Last year's protests, which helped precipitate the social media crackdown. Image: Wikimedia
After the Turkish government's initial attempt to "eradicate" Twitter was laughed away—use of the social network grew 138% after the ban was instated—Prime Minister Erdogan decided to double down. Instead of just ordering Turkey's internet service providers to block Twitter by changing the Domain Name Service, it has now commanded ISPs to block the IP addresses assigned to Twitter.
"This move essentially erases Twitter from the Internet within Turkey," Ars Technica explains, "at least to those people who don’t have access to SMS messaging, a foreign virtual private network or Web proxy service, or the Tor anonymizing network." So, Turks are making sure they're getting that access. Apps like HotSpot Shield and Tunnelbear that allow users to log on to out-of-state internet, are the most-downloaded in Turkey. And tens of thousands are embracing the dark web, too—ever since the ban was announced, there's been a boom in deep web usage.
The most popular dark web portal is Tor, and the number of users directly accessing the network jumped from 25,000 per day below the ban to well over 41,000 today, and the climb shows no sign of slowing. The numbers aren't staggering, but it's impressive growth: 64 percent in a matter of days.

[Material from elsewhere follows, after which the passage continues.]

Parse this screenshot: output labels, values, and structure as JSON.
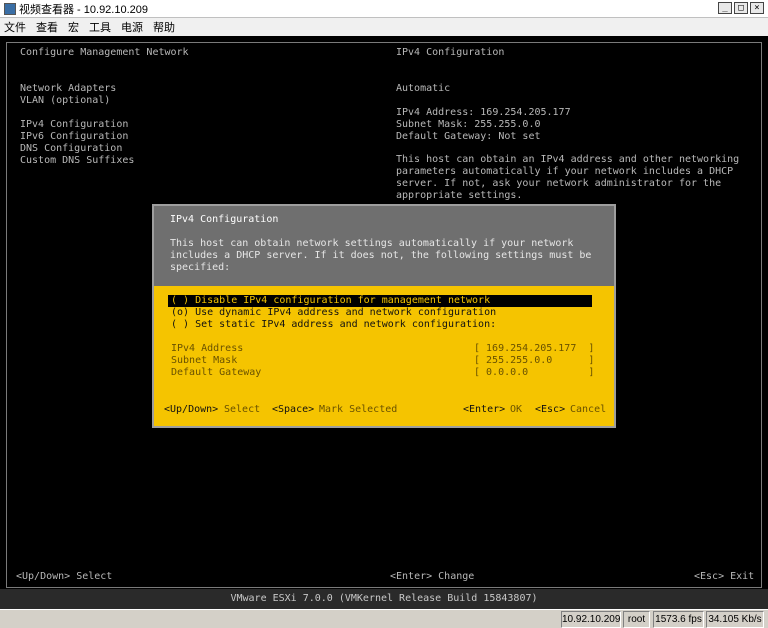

The dark web is still best known for harboring hubs like the Silk Road; online drug bazaars and marketplaces for other illicit goods. But its proponents argued that it has less ambiguously beneficial and more revolutionary uses, too—like offering anonymous internet access to citizens' whose social media use has been banned by an autocratic regime. If Tor takes off in Turkey, it could become a more popular tool for organizers looking to fly below the radar in other internet-oppressed nations, too.